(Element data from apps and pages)
◇ ◇ ◇ ◇ ◇ ◇ ◇

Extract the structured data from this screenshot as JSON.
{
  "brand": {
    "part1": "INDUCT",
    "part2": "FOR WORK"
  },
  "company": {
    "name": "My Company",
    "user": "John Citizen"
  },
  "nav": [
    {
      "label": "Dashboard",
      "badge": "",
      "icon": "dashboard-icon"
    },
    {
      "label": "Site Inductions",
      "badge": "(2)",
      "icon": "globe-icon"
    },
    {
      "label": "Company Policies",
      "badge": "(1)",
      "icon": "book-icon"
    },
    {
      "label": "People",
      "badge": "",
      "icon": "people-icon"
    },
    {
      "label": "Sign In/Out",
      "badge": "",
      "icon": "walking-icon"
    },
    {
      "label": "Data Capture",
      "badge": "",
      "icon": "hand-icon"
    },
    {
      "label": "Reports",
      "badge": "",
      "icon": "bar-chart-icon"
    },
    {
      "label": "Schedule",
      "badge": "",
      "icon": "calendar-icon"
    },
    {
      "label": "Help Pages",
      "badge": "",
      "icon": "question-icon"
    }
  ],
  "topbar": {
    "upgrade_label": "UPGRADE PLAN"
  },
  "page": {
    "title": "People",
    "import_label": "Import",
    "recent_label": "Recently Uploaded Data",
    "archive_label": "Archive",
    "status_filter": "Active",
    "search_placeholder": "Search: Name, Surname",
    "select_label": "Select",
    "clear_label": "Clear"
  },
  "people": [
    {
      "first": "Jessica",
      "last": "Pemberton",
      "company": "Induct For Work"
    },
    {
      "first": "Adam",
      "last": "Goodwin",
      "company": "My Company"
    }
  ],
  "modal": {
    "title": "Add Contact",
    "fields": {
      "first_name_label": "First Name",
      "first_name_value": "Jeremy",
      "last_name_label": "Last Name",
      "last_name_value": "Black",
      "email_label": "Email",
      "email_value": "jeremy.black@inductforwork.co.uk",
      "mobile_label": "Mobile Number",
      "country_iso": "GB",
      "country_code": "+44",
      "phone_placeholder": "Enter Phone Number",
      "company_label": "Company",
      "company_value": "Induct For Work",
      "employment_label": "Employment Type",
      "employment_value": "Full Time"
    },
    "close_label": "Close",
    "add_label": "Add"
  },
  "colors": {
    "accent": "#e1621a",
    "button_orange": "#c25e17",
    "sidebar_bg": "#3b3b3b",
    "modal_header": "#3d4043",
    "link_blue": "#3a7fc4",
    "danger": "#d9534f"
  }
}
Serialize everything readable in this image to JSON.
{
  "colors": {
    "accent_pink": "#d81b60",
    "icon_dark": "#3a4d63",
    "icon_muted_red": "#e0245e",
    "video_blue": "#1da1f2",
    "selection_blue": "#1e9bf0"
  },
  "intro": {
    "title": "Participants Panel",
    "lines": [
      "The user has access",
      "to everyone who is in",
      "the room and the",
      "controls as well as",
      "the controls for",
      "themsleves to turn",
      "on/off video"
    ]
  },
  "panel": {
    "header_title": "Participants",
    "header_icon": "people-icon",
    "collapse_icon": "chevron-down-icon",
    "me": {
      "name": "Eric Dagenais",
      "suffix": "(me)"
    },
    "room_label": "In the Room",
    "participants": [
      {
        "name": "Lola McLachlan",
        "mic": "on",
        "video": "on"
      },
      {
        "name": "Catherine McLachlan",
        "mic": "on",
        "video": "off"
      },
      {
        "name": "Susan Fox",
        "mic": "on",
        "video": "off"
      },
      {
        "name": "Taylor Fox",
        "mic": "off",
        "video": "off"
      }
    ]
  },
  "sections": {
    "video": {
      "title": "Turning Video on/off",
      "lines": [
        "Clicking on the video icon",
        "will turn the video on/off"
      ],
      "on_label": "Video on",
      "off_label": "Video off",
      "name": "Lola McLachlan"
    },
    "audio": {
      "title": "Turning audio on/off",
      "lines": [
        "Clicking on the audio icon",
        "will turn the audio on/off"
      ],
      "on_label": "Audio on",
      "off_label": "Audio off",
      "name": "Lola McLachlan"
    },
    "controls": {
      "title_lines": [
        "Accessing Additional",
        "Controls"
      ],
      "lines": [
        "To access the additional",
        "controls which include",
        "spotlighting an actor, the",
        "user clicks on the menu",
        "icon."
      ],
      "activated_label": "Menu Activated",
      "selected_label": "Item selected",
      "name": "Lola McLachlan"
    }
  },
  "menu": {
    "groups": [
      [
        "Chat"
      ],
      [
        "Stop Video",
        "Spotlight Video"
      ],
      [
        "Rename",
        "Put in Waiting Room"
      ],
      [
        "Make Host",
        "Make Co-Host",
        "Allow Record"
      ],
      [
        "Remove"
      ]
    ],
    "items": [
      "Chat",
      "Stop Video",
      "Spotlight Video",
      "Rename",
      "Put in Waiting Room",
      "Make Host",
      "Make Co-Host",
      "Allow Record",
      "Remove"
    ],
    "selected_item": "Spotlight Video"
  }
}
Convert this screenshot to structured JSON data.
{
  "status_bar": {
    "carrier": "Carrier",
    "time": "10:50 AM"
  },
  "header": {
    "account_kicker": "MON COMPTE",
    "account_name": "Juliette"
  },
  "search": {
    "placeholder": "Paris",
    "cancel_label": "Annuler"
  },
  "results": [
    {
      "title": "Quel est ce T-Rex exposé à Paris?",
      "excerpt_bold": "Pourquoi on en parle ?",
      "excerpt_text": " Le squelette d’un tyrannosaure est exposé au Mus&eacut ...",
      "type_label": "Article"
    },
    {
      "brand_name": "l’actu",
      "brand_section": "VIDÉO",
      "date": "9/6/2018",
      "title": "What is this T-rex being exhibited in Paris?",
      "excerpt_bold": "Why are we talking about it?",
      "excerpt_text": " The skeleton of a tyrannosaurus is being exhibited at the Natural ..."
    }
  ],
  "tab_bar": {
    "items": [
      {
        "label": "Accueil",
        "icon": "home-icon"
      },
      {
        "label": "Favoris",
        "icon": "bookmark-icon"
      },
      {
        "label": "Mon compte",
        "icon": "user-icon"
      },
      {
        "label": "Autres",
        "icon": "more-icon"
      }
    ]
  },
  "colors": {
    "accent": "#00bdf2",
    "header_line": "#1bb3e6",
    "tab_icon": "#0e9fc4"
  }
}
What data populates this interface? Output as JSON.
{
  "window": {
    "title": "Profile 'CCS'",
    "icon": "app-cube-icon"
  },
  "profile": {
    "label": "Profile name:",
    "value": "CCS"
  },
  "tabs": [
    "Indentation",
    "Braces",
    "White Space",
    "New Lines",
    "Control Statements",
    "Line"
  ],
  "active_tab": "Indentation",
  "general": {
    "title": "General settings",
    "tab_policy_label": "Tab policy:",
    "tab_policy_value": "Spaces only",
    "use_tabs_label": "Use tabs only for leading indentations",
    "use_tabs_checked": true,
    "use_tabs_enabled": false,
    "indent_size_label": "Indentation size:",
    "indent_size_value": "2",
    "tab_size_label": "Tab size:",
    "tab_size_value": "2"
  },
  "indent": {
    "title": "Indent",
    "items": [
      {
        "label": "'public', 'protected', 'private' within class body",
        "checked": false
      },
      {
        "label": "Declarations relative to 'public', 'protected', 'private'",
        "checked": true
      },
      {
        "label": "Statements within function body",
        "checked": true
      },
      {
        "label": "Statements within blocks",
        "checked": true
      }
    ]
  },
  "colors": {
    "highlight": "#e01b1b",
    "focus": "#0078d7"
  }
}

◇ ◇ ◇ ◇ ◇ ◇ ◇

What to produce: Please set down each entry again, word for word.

Solution:
Extract the structured data from this screenshot as JSON.
{
  "brand": {
    "part1": "INDUCT",
    "part2": "FOR WORK"
  },
  "company": {
    "name": "My Company",
    "user": "John Citizen"
  },
  "nav": [
    {
      "label": "Dashboard",
      "badge": "",
      "icon": "dashboard-icon"
    },
    {
      "label": "Site Inductions",
      "badge": "(2)",
      "icon": "globe-icon"
    },
    {
      "label": "Company Policies",
      "badge": "(1)",
      "icon": "book-icon"
    },
    {
      "label": "People",
      "badge": "",
      "icon": "people-icon"
    },
    {
      "label": "Sign In/Out",
      "badge": "",
      "icon": "walking-icon"
    },
    {
      "label": "Data Capture",
      "badge": "",
      "icon": "hand-icon"
    },
    {
      "label": "Reports",
      "badge": "",
      "icon": "bar-chart-icon"
    },
    {
      "label": "Schedule",
      "badge": "",
      "icon": "calendar-icon"
    },
    {
      "label": "Help Pages",
      "badge": "",
      "icon": "question-icon"
    }
  ],
  "topbar": {
    "upgrade_label": "UPGRADE PLAN"
  },
  "page": {
    "title": "People",
    "import_label": "Import",
    "recent_label": "Recently Uploaded Data",
    "archive_label": "Archive",
    "status_filter": "Active",
    "search_placeholder": "Search: Name, Surname",
    "select_label": "Select",
    "clear_label": "Clear"
  },
  "people": [
    {
      "first": "Jessica",
      "last": "Pemberton",
      "company": "Induct For Work"
    },
    {
      "first": "Adam",
      "last": "Goodwin",
      "company": "My Company"
    }
  ],
  "modal": {
    "title": "Add Contact",
    "fields": {
      "first_name_label": "First Name",
      "first_name_value": "Jeremy",
      "last_name_label": "Last Name",
      "last_name_value": "Black",
      "email_label": "Email",
      "email_value": "jeremy.black@inductforwork.co.uk",
      "mobile_label": "Mobile Number",
      "country_iso": "GB",
      "country_code": "+44",
      "phone_placeholder": "Enter Phone Number",
      "company_label": "Company",
      "company_value": "Induct For Work",
      "employment_label": "Employment Type",
      "employment_value": "Full Time"
    },
    "close_label": "Close",
    "add_label": "Add"
  },
  "colors": {
    "accent": "#e1621a",
    "button_orange": "#c25e17",
    "sidebar_bg": "#3b3b3b",
    "modal_header": "#3d4043",
    "link_blue": "#3a7fc4",
    "danger": "#d9534f"
  }
}
Serialize everything readable in this image to JSON.
{
  "colors": {
    "accent_pink": "#d81b60",
    "icon_dark": "#3a4d63",
    "icon_muted_red": "#e0245e",
    "video_blue": "#1da1f2",
    "selection_blue": "#1e9bf0"
  },
  "intro": {
    "title": "Participants Panel",
    "lines": [
      "The user has access",
      "to everyone who is in",
      "the room and the",
      "controls as well as",
      "the controls for",
      "themsleves to turn",
      "on/off video"
    ]
  },
  "panel": {
    "header_title": "Participants",
    "header_icon": "people-icon",
    "collapse_icon": "chevron-down-icon",
    "me": {
      "name": "Eric Dagenais",
      "suffix": "(me)"
    },
    "room_label": "In the Room",
    "participants": [
      {
        "name": "Lola McLachlan",
        "mic": "on",
        "video": "on"
      },
      {
        "name": "Catherine McLachlan",
        "mic": "on",
        "video": "off"
      },
      {
        "name": "Susan Fox",
        "mic": "on",
        "video": "off"
      },
      {
        "name": "Taylor Fox",
        "mic": "off",
        "video": "off"
      }
    ]
  },
  "sections": {
    "video": {
      "title": "Turning Video on/off",
      "lines": [
        "Clicking on the video icon",
        "will turn the video on/off"
      ],
      "on_label": "Video on",
      "off_label": "Video off",
      "name": "Lola McLachlan"
    },
    "audio": {
      "title": "Turning audio on/off",
      "lines": [
        "Clicking on the audio icon",
        "will turn the audio on/off"
      ],
      "on_label": "Audio on",
      "off_label": "Audio off",
      "name": "Lola McLachlan"
    },
    "controls": {
      "title_lines": [
        "Accessing Additional",
        "Controls"
      ],
      "lines": [
        "To access the additional",
        "controls which include",
        "spotlighting an actor, the",
        "user clicks on the menu",
        "icon."
      ],
      "activated_label": "Menu Activated",
      "selected_label": "Item selected",
      "name": "Lola McLachlan"
    }
  },
  "menu": {
    "groups": [
      [
        "Chat"
      ],
      [
        "Stop Video",
        "Spotlight Video"
      ],
      [
        "Rename",
        "Put in Waiting Room"
      ],
      [
        "Make Host",
        "Make Co-Host",
        "Allow Record"
      ],
      [
        "Remove"
      ]
    ],
    "items": [
      "Chat",
      "Stop Video",
      "Spotlight Video",
      "Rename",
      "Put in Waiting Room",
      "Make Host",
      "Make Co-Host",
      "Allow Record",
      "Remove"
    ],
    "selected_item": "Spotlight Video"
  }
}
Convert this screenshot to structured JSON data.
{
  "status_bar": {
    "carrier": "Carrier",
    "time": "10:50 AM"
  },
  "header": {
    "account_kicker": "MON COMPTE",
    "account_name": "Juliette"
  },
  "search": {
    "placeholder": "Paris",
    "cancel_label": "Annuler"
  },
  "results": [
    {
      "title": "Quel est ce T-Rex exposé à Paris?",
      "excerpt_bold": "Pourquoi on en parle ?",
      "excerpt_text": " Le squelette d’un tyrannosaure est exposé au Mus&eacut ...",
      "type_label": "Article"
    },
    {
      "brand_name": "l’actu",
      "brand_section": "VIDÉO",
      "date": "9/6/2018",
      "title": "What is this T-rex being exhibited in Paris?",
      "excerpt_bold": "Why are we talking about it?",
      "excerpt_text": " The skeleton of a tyrannosaurus is being exhibited at the Natural ..."
    }
  ],
  "tab_bar": {
    "items": [
      {
        "label": "Accueil",
        "icon": "home-icon"
      },
      {
        "label": "Favoris",
        "icon": "bookmark-icon"
      },
      {
        "label": "Mon compte",
        "icon": "user-icon"
      },
      {
        "label": "Autres",
        "icon": "more-icon"
      }
    ]
  },
  "colors": {
    "accent": "#00bdf2",
    "header_line": "#1bb3e6",
    "tab_icon": "#0e9fc4"
  }
}
What data populates this interface? Output as JSON.
{
  "window": {
    "title": "Profile 'CCS'",
    "icon": "app-cube-icon"
  },
  "profile": {
    "label": "Profile name:",
    "value": "CCS"
  },
  "tabs": [
    "Indentation",
    "Braces",
    "White Space",
    "New Lines",
    "Control Statements",
    "Line"
  ],
  "active_tab": "Indentation",
  "general": {
    "title": "General settings",
    "tab_policy_label": "Tab policy:",
    "tab_policy_value": "Spaces only",
    "use_tabs_label": "Use tabs only for leading indentations",
    "use_tabs_checked": true,
    "use_tabs_enabled": false,
    "indent_size_label": "Indentation size:",
    "indent_size_value": "2",
    "tab_size_label": "Tab size:",
    "tab_size_value": "2"
  },
  "indent": {
    "title": "Indent",
    "items": [
      {
        "label": "'public', 'protected', 'private' within class body",
        "checked": false
      },
      {
        "label": "Declarations relative to 'public', 'protected', 'private'",
        "checked": true
      },
      {
        "label": "Statements within function body",
        "checked": true
      },
      {
        "label": "Statements within blocks",
        "checked": true
      }
    ]
  },
  "colors": {
    "highlight": "#e01b1b",
    "focus": "#0078d7"
  }
}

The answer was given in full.